That's it, folks! If you're still reading, then you're truly one of the brave few. Any questions, feel free to shoot them in the comments.

2018 Jun 14

Production and module progress

By |2018-10-23T19:59:20+00:002018-06-14 16:58|modules, news, prototype, tech talk|8 Comments

Important: Please make sure that your shipping address is up to date! You can change it on your Crowd Supply account page. Please also check out the delivery status page.

Hi there, and welcome to our monthly status update!

TL;DR: Since our last update, we've sent out mini batches 5, 6, 7, 8, and 9. This is the highest volume we've produced so far, but not as high as we ultimately aim for. We've fallen behind with pre-assembly due to the aforementioned staffing issues, but we're catching up, and the ramp up is still underway. The development of the modules is in progress.

First up, let us share a beautiful and very original picture that we love very much. It's made by Yukio Miyamoto. He is a masterful illustrator who also happens to be an awesome backer of ours.

Your recent feedback

The feedback you keep giving to us continue to be amazing.

The following is an interesting one. Did you know that when armed with a USB OTG cable, you can connect your UHK to your Android phone, and you can probably also control the mouse pointer? (Recent Android kernels tend to support USB mice.)

Lastly, this one made us laugh out loud:

Please keep them coming! We're excited to hear about y'all.

Module progress

Production does keep us busy, and we can't yet devote as much time for development as we'd like to, but we've made some progress with the modules.

The following is sitting on my desk, and it might just be the weirdest keyboard ever.

But most importantly, this Frankenstein keyboard is a proof of concept! This is 1 UHK right half and 3 left halves interconnected. The top left half simulates a left module, and the top right half (which is a left UHK half) simulates a right module.
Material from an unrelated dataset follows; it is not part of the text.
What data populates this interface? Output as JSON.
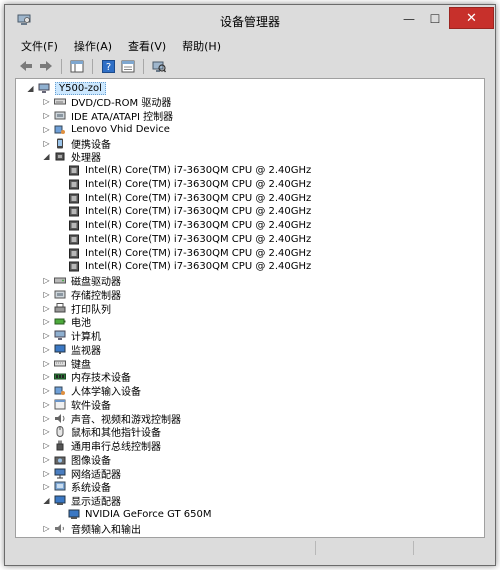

The keyboard halves and modules communicate via the main I2C bus of the UHK. The right UHK half is the I2C master which initiates all communication on the bus. The rest of the devices are I2C slaves. From the standpoint of the firmware, there is no difference between the left keyboard half and the modules.

I basically dremeled a protoboard to size, and created a passive 4 port 4P4C hub out of it to interconnect the pieces. Then I added test keymaps for the modules, and reflashed the firmwares of the left module and the right module, so that their I2C addresses don't clash with the I2C address of the left UHK half.

This proof of concept works as intended, and now I can type on all the 4 keyboard halves, making me seem like I overcompensate for something.

As you can imagine, this is the first step of many to follow. Next up, I will extract the part of the firmware that will be shared across the modules and the left half, and then create separate firmware projects for the modules, utilizing the extracted code.

Then I'll attach the peripherials specific to the individual modules to these development UHK left halves, and write firmware code to drive them.

In the meantime, András will finalize the plastic cases and mechanical design of the modules, so that they'll be optimized for manufacturing. This will, in turn, enable me to design the custom PCBs of the modules.

In a way, developing the modules is like developing additional products – 4 products to be exact, and even though we've gained a lot of experience, realistically speaking, there's no way the modules will be ready by the end of August as originally planned.

Given the above, we're changing the estimated delivery date of the modules to the end of December which should be more realistic. None of us are happy with delays, but we'd much rather take our time than compromise the quality of the product even the slightest bit. According to your feedback, it's the right thing to do.

Thank you for reading this update! As always, we'll be keeping you updated on all things UHK, and we're looking forward to talking with you on 2018-07-12.